With no synthetic gods to help you either. Not even a three headed hellhound from Hades.
Haha! Welcome back Cerberus! I think Roger Wilco might be Poe, considering the “huministhuman” part of his name. But yeah, great to have you back, buddy!
Aww-man. Thanks so much for your kindness. Believe me when I say that. It meant a lot to read that. Wow! I feel good.
I’ve been talking to a friend lately, and this friend has helped me through this, enormously!
It’s so good to have some very special friends … very good.
Thanks again, friend.
Haha! Yeah, just a bit of sarcasm.
Bit of sarcasm? Perhaps. But it is not without truth.
While the religious will always try to promote scare-casm, and it doesn’t work here.
I’d like to point out that denying the flood is in no way calling Jesus a liar, it’s calling him wrong, and Jesus was wrong about a lot of things.
His logic is pretty flawed there anyway. If as atheists we present ourselves as people who don’t believe Jesus was the son of god then aren’t we calling him a liar that way? Just by saying “I’m an atheist” we’re saying Jesus is a liar (or at least delusional), so saying it again would be rather redundant.

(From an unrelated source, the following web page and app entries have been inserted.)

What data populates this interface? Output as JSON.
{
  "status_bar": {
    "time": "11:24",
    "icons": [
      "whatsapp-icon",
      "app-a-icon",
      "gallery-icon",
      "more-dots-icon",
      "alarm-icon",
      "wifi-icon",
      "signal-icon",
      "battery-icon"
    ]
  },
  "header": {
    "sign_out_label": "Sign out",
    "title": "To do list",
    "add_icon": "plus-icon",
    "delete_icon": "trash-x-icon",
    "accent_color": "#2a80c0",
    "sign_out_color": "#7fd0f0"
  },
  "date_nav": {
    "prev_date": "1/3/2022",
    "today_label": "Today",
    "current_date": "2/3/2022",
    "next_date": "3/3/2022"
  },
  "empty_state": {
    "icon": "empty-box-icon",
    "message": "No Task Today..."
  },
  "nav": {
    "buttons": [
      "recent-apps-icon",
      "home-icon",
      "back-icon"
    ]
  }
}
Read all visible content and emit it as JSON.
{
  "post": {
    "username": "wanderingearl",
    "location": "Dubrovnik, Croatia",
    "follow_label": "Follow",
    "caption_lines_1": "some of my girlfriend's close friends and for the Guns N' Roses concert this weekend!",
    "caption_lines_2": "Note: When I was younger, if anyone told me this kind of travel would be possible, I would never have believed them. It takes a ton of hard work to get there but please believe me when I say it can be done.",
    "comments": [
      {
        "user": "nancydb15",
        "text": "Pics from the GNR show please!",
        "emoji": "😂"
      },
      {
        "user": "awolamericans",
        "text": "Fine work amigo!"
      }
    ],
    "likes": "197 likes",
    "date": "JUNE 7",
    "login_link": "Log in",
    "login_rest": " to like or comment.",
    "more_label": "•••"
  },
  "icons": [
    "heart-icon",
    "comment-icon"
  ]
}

Whatever, he’s a youtube commenter. The second your fingers touch the keyboard to write a youtube comment your IQ has dropped a good 20 points.
It is never redundant to try and educate the religious. And yes, the book is full of lies. So, that would make ,Jesus, God, and the rest all liars.
Should we just stop then?
Should we just allow them to speak while we say nothing?
Is this not a free society?
You are saying what the religious usually say.
And we will say what we have to say too. If not then we have all lost everything.
I fear I may not have worded my comment as clearly as it could have been. I have no qualms with the existence of the video.
I was saying Bachscholar should have known the creator of the video was calling jesus “liar” the second he knew he was an atheist so calling him out on it for denying the flood is redundant.
I also wouldn’t say the bible is full of lies- its full of stories, myth, and some miss information that some people have mistakenly labeled as “fact” rather than fiction.
Any person can say as they see fit in a free society, and myths are lies, the story of Jesus is a lie, contradictions are lies, so, calling anyone calling out on a mere borrowed myth/ lie has justification in calling them out on it, and regardless of what others may think.
If i was in any real court, and could only show an exhibit a holy book as my so-called “proof,” I’d be thrown out of the court.
Sir, no disrespect intended, but I merely would like to point out that any persons reputation’s at stake, and even under this situation.
Say that if I had stolen your car, left it along the road, the police then gather evidence to convict my person, and when they present said evidence in a court if law – exactly who’s story should you believe then?
The evidence gathered for my conviction?
Or my “story” that I was never there?
A persons reputation is everything. And my own reputation would be on the line in that very court.
If Jesus existed, the fact that he retold the Noah flood story doesn’t make him a liar any more than I am by retelling stories from Greek, Norse, Maori or Japanese mythology, or from Aesop’s fables to my grandchildren. I guess that unlike me, he might have believed the stories to be factual. That doesn’t make him a liar. Stories are a method of transferring morals and social values from one generation to the next.
Whether one is religious or not, I believe the error on both sides is thinking the bible should be read literally.
Please, re-read the book as it dictates that it is the word of your sky daddy. Please.
I don’t have a sky daddy. I don’t have any evidence that god exists.
I presume the book you are referring to is the bible. I’ll ignore the fact that it is a collection of books written by multiple authors over a long period of time, but as it was written by men, it has no more authority than any other book. I don’t understand why you believe I should interpret it literally.
Going back to my original comment: If someone retells a story they believe to be true, that someone is not a liar if the story turns out to be false. They would be a liar only if they continued to retell the story as being true, or failed to let it be known that they had been mistaken.